- _The task_
Every record that follows is to be copied exactly, with the pictures omitted.

************

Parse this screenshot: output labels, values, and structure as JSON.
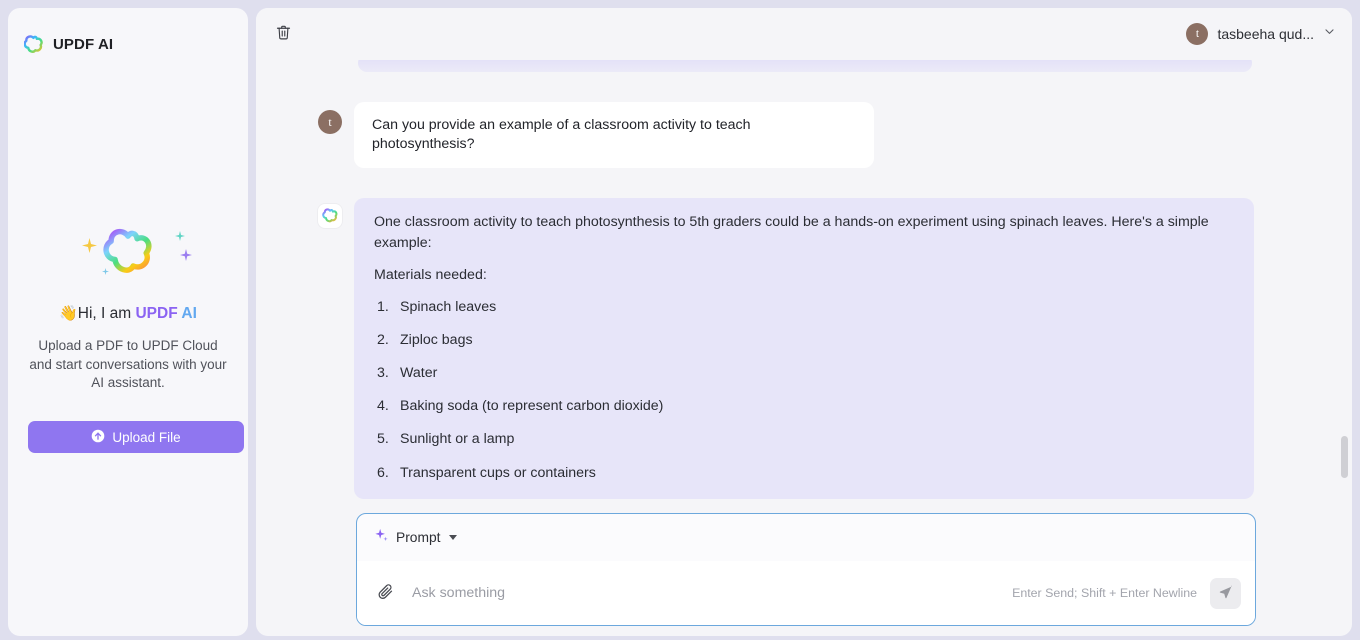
{
  "brand": {
    "name": "UPDF AI",
    "logo_icon": "updf-clover-logo"
  },
  "sidebar": {
    "hero": {
      "logo_icon": "updf-clover-logo-large",
      "wave_emoji": "👋",
      "greeting_prefix": "Hi, I am ",
      "greeting_brand": "UPDF",
      "greeting_brand_suffix": " AI",
      "description": "Upload a PDF to UPDF Cloud and start conversations with your AI assistant."
    },
    "upload_button": {
      "label": "Upload File",
      "icon": "upload-circle-arrow-icon"
    }
  },
  "topbar": {
    "delete_icon": "trash-icon",
    "user": {
      "avatar_initial": "t",
      "name": "tasbeeha qud...",
      "chevron_icon": "chevron-down-icon"
    }
  },
  "chat": {
    "messages": [
      {
        "role": "user",
        "avatar_initial": "t",
        "text": "Can you provide an example of a classroom activity to teach photosynthesis?"
      },
      {
        "role": "assistant",
        "avatar_icon": "updf-clover-logo-small",
        "paragraphs": [
          "One classroom activity to teach photosynthesis to 5th graders could be a hands-on experiment using spinach leaves. Here's a simple example:",
          "Materials needed:"
        ],
        "list": [
          "Spinach leaves",
          "Ziploc bags",
          "Water",
          "Baking soda (to represent carbon dioxide)",
          "Sunlight or a lamp",
          "Transparent cups or containers"
        ]
      }
    ]
  },
  "composer": {
    "prompt_button": {
      "label": "Prompt",
      "icon": "sparkle-icon",
      "caret_icon": "caret-down-icon"
    },
    "attach_icon": "paperclip-icon",
    "input_value": "",
    "input_placeholder": "Ask something",
    "hint": "Enter Send; Shift + Enter Newline",
    "send_icon": "send-paper-plane-icon"
  },
  "colors": {
    "page_background": "#dfdfee",
    "panel_background": "#f5f5f8",
    "sidebar_background": "#f7f7fa",
    "accent_purple": "#8b63f2",
    "accent_blue": "#62a8f0",
    "upload_button": "#8f76f0",
    "assistant_bubble": "#e7e5f9",
    "user_bubble": "#ffffff",
    "composer_border": "#6ca8dd",
    "avatar": "#8b6f63"
  }
}
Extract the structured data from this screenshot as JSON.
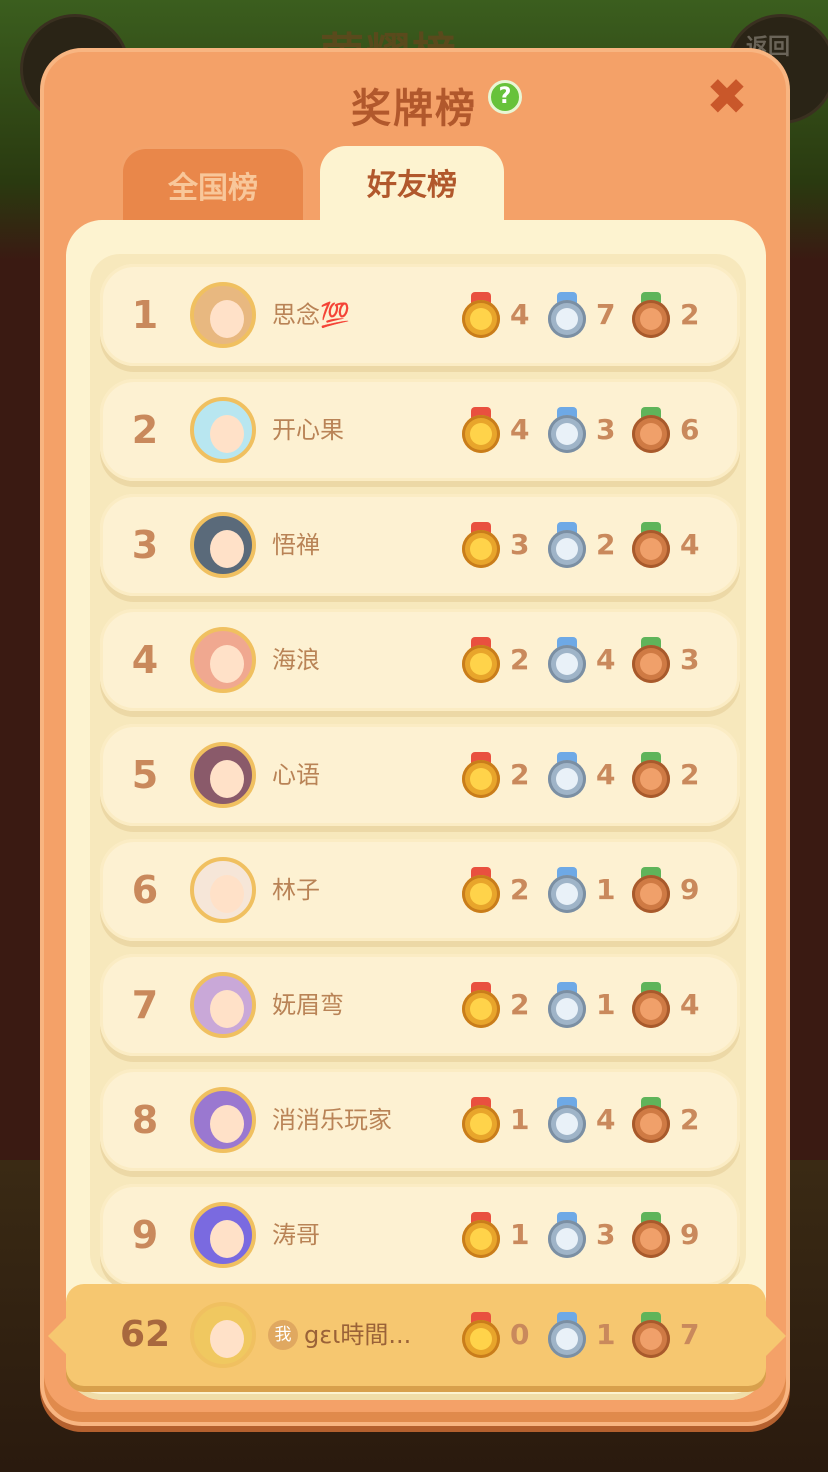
{
  "background": {
    "title": "荣耀榜",
    "back_label": "返回"
  },
  "panel": {
    "title": "奖牌榜",
    "help_glyph": "?",
    "close_glyph": "✖"
  },
  "tabs": [
    {
      "label": "全国榜",
      "active": false
    },
    {
      "label": "好友榜",
      "active": true
    }
  ],
  "rows": [
    {
      "rank": "1",
      "name": "思念💯",
      "gold": "4",
      "silver": "7",
      "bronze": "2",
      "avatar_color": "#e8b880"
    },
    {
      "rank": "2",
      "name": "开心果",
      "gold": "4",
      "silver": "3",
      "bronze": "6",
      "avatar_color": "#b8e6f0"
    },
    {
      "rank": "3",
      "name": "悟禅",
      "gold": "3",
      "silver": "2",
      "bronze": "4",
      "avatar_color": "#5a6a7a"
    },
    {
      "rank": "4",
      "name": "海浪",
      "gold": "2",
      "silver": "4",
      "bronze": "3",
      "avatar_color": "#f0a890"
    },
    {
      "rank": "5",
      "name": "心语",
      "gold": "2",
      "silver": "4",
      "bronze": "2",
      "avatar_color": "#8a5a6a"
    },
    {
      "rank": "6",
      "name": "林子",
      "gold": "2",
      "silver": "1",
      "bronze": "9",
      "avatar_color": "#f6e6d8"
    },
    {
      "rank": "7",
      "name": "妩眉弯",
      "gold": "2",
      "silver": "1",
      "bronze": "4",
      "avatar_color": "#c9a8d8"
    },
    {
      "rank": "8",
      "name": "消消乐玩家",
      "gold": "1",
      "silver": "4",
      "bronze": "2",
      "avatar_color": "#9a78d0"
    },
    {
      "rank": "9",
      "name": "涛哥",
      "gold": "1",
      "silver": "3",
      "bronze": "9",
      "avatar_color": "#7a6ae0"
    }
  ],
  "self": {
    "rank": "62",
    "me_badge": "我",
    "name": "gεɩ時間...",
    "gold": "0",
    "silver": "1",
    "bronze": "7",
    "avatar_color": "#f0c860"
  },
  "colors": {
    "panel": "#f4a168",
    "title": "#b1582c",
    "row": "#fdf1d2",
    "rank": "#c9895c"
  }
}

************

- _Solution to this exercise_
Parse this screenshot: output labels, values, and structure as JSON.
{
  "brand": {
    "name": "UPDF AI",
    "logo_icon": "updf-clover-logo"
  },
  "sidebar": {
    "hero": {
      "logo_icon": "updf-clover-logo-large",
      "wave_emoji": "👋",
      "greeting_prefix": "Hi, I am ",
      "greeting_brand": "UPDF",
      "greeting_brand_suffix": " AI",
      "description": "Upload a PDF to UPDF Cloud and start conversations with your AI assistant."
    },
    "upload_button": {
      "label": "Upload File",
      "icon": "upload-circle-arrow-icon"
    }
  },
  "topbar": {
    "delete_icon": "trash-icon",
    "user": {
      "avatar_initial": "t",
      "name": "tasbeeha qud...",
      "chevron_icon": "chevron-down-icon"
    }
  },
  "chat": {
    "messages": [
      {
        "role": "user",
        "avatar_initial": "t",
        "text": "Can you provide an example of a classroom activity to teach photosynthesis?"
      },
      {
        "role": "assistant",
        "avatar_icon": "updf-clover-logo-small",
        "paragraphs": [
          "One classroom activity to teach photosynthesis to 5th graders could be a hands-on experiment using spinach leaves. Here's a simple example:",
          "Materials needed:"
        ],
        "list": [
          "Spinach leaves",
          "Ziploc bags",
          "Water",
          "Baking soda (to represent carbon dioxide)",
          "Sunlight or a lamp",
          "Transparent cups or containers"
        ]
      }
    ]
  },
  "composer": {
    "prompt_button": {
      "label": "Prompt",
      "icon": "sparkle-icon",
      "caret_icon": "caret-down-icon"
    },
    "attach_icon": "paperclip-icon",
    "input_value": "",
    "input_placeholder": "Ask something",
    "hint": "Enter Send; Shift + Enter Newline",
    "send_icon": "send-paper-plane-icon"
  },
  "colors": {
    "page_background": "#dfdfee",
    "panel_background": "#f5f5f8",
    "sidebar_background": "#f7f7fa",
    "accent_purple": "#8b63f2",
    "accent_blue": "#62a8f0",
    "upload_button": "#8f76f0",
    "assistant_bubble": "#e7e5f9",
    "user_bubble": "#ffffff",
    "composer_border": "#6ca8dd",
    "avatar": "#8b6f63"
  }
}
Extract the structured data from this screenshot as JSON.
{
  "background": {
    "title": "荣耀榜",
    "back_label": "返回"
  },
  "panel": {
    "title": "奖牌榜",
    "help_glyph": "?",
    "close_glyph": "✖"
  },
  "tabs": [
    {
      "label": "全国榜",
      "active": false
    },
    {
      "label": "好友榜",
      "active": true
    }
  ],
  "rows": [
    {
      "rank": "1",
      "name": "思念💯",
      "gold": "4",
      "silver": "7",
      "bronze": "2",
      "avatar_color": "#e8b880"
    },
    {
      "rank": "2",
      "name": "开心果",
      "gold": "4",
      "silver": "3",
      "bronze": "6",
      "avatar_color": "#b8e6f0"
    },
    {
      "rank": "3",
      "name": "悟禅",
      "gold": "3",
      "silver": "2",
      "bronze": "4",
      "avatar_color": "#5a6a7a"
    },
    {
      "rank": "4",
      "name": "海浪",
      "gold": "2",
      "silver": "4",
      "bronze": "3",
      "avatar_color": "#f0a890"
    },
    {
      "rank": "5",
      "name": "心语",
      "gold": "2",
      "silver": "4",
      "bronze": "2",
      "avatar_color": "#8a5a6a"
    },
    {
      "rank": "6",
      "name": "林子",
      "gold": "2",
      "silver": "1",
      "bronze": "9",
      "avatar_color": "#f6e6d8"
    },
    {
      "rank": "7",
      "name": "妩眉弯",
      "gold": "2",
      "silver": "1",
      "bronze": "4",
      "avatar_color": "#c9a8d8"
    },
    {
      "rank": "8",
      "name": "消消乐玩家",
      "gold": "1",
      "silver": "4",
      "bronze": "2",
      "avatar_color": "#9a78d0"
    },
    {
      "rank": "9",
      "name": "涛哥",
      "gold": "1",
      "silver": "3",
      "bronze": "9",
      "avatar_color": "#7a6ae0"
    }
  ],
  "self": {
    "rank": "62",
    "me_badge": "我",
    "name": "gεɩ時間...",
    "gold": "0",
    "silver": "1",
    "bronze": "7",
    "avatar_color": "#f0c860"
  },
  "colors": {
    "panel": "#f4a168",
    "title": "#b1582c",
    "row": "#fdf1d2",
    "rank": "#c9895c"
  }
}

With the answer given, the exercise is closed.